Earlier this month we discussed the advantages of implementing the Repository pattern within your architecture. In this post we will take things a step further down our Multi-Tier Architectiure and discuss the Data Store within our Data Access Layer. We will take a look at the two most common approaches used in creating an Entity Framework conceptual model on top of your relational Database, Code First and Model first. 

To start off it is worth mentioning that the Entity Framework 4.0 actually provides three distinctive development approaches when it comes to data access within your web site:

  • Model First
  • Code First
  • Database First

In this article we'll only tackle the two most recent approaches, Code First and  Model First, the main reason being the fact that the Database First approach  has been used for a very long time and most web developers can easily point out the advantages and disadvantages of this approach. 

Model First

The Model First Approach was provided by Microsoft because it was one of the most often requested features by .Net Developers and System Designers. It is a more natural way to work compared to the Database First approach especially when designing the flow of data in the initial stages of a new project. Developers requested the flexibilty of creating the conceptual model first instead of going through the burden of outlining the project logic and then trying to design a database which would accomodate for all the data and information storage within the project. Using the Model First approach a developer can start working with the model of the databse and creating entities which make logical sense irrelevant of how they will actually be stored in the database in terms of tables.

From the model created, Visual Studio (2010 onwards) can then generate SQL statements referred to as Data Defenition Language (DDL) which the developer can use to execute on MS SQL in order to create the Database schema based on the designed model. 

With Model First, You Design a Model that's Used to Generate Database Schema

It is vital to point out that the Model First approach does not by deafult perform incremental schema updates on your database, so if the model is changed or updated for some reason, a new script must be generated which will overwrite the existing database schema. This will obviously result in a loss of data, however there is nothing to worry about as there are a number of datbase tools available which will help you update your database schema without compromising your data such as the Entity Designer Database Generation Power Pack from Microsoft.

Code First

The Code first approach is the most recent approach provided by Microsoft as part of the Entity Framework 4.0. Its a more developer oriented approach where a developer can literally code the entities required within the system as if they were regular classes and objects and then create the database schema from these classes by defining special relationships and mappings within these entities. The main advantages in utilizing the Code First  approach is that the developer has complete control on the relations between the entities (somthing which is not utterly provided by the Model first approach because of automatically generated code) and in the mean time still use an in-memory model that the EF runtime can work with. Using the code first approach the developer can also provide restrictions and annotations on specific properties in the domain models (classes) which will serve as validations both on the database and also within the code itself. 

The example below shows a typical domain model with data annotaions on properties and some navigation properties to other domain models:

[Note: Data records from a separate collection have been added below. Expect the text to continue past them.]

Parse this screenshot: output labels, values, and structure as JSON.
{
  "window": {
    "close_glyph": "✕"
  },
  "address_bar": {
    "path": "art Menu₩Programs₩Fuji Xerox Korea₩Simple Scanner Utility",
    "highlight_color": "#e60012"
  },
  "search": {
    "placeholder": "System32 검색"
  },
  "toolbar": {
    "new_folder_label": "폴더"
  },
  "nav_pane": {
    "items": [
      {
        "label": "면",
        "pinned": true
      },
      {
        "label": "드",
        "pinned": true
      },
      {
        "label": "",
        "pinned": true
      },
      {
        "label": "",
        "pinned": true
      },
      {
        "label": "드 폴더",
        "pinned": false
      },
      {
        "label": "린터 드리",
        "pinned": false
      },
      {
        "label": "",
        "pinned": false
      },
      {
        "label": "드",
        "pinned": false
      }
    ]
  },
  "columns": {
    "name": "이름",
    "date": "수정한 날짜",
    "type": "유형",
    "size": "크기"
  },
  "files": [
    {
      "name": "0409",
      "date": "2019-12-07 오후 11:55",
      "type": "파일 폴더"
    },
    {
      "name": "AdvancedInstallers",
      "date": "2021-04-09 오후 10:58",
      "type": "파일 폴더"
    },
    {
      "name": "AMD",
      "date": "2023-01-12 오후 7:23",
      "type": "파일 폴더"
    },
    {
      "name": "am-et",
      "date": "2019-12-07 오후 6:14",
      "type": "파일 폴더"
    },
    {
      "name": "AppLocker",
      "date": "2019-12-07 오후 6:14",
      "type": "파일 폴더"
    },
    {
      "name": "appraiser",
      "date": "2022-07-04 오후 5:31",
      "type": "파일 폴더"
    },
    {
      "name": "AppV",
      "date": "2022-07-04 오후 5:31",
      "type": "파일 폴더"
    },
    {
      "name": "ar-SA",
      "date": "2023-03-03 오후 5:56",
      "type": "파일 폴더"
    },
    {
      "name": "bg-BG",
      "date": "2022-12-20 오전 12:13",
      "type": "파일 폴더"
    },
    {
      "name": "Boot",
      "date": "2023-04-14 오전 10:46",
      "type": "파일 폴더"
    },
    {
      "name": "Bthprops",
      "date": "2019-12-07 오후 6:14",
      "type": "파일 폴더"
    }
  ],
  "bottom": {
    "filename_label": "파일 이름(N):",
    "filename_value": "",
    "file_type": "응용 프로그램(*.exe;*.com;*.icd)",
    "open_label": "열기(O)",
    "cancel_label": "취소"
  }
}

[Table("SalesOrderDetail", SchemaName="SalesLT")]
public partial class Detail
// Scalar properties [Column(Name = "SalesOrderID")] public int OrderId { get; set; } [Column(Name = "SalesOrderDetailID")] public int DetailId { get; set; } public short OrderQty { get; set; } public int ProductId { get; set; } public decimal UnitPrice { get; set; } public decimal UnitPriceDiscount { get; set; }
public decimal LineTotal { get; set; } public System.DateTime ModifiedDate { get; set; }
// Navigation properties public virtual Product Product { get; set; } public virtual Order Order { get; set; }

The 'DbContext' class is then used to specify how the classes will be created and translated into database tables and including the relationships between the data entities.

How to choose which approach to take?

It all depends on the specific web development project requirements and the set of skills you've got at your disposal within your team really. System Designers tend to prefer the Model First approach because it allows you to take into perspective the whole system and the relations amongst all the models and entities within the system without having to deal with how the data will eventually be stored or the technicalities of data annotations within the code. On the otherhand developers will justly argue that Code First gives you more control on the relations and specifications of your domain model without compromising the advantages of Conceptual Mapping within your system. 

A very good decision tree I came across when I was first trying to figure out which approach suits us better at Incredible Web for certain projects is the diagram below:

a decision tree to help choosing different approaches with EF

Before commiting to a particular workflow a developer/system designer must go through the mentioned decisions within this decision tree. Hopefully it will make it easier for you to choose the right approach, I know it worked quite well for us.

Thanks for reading,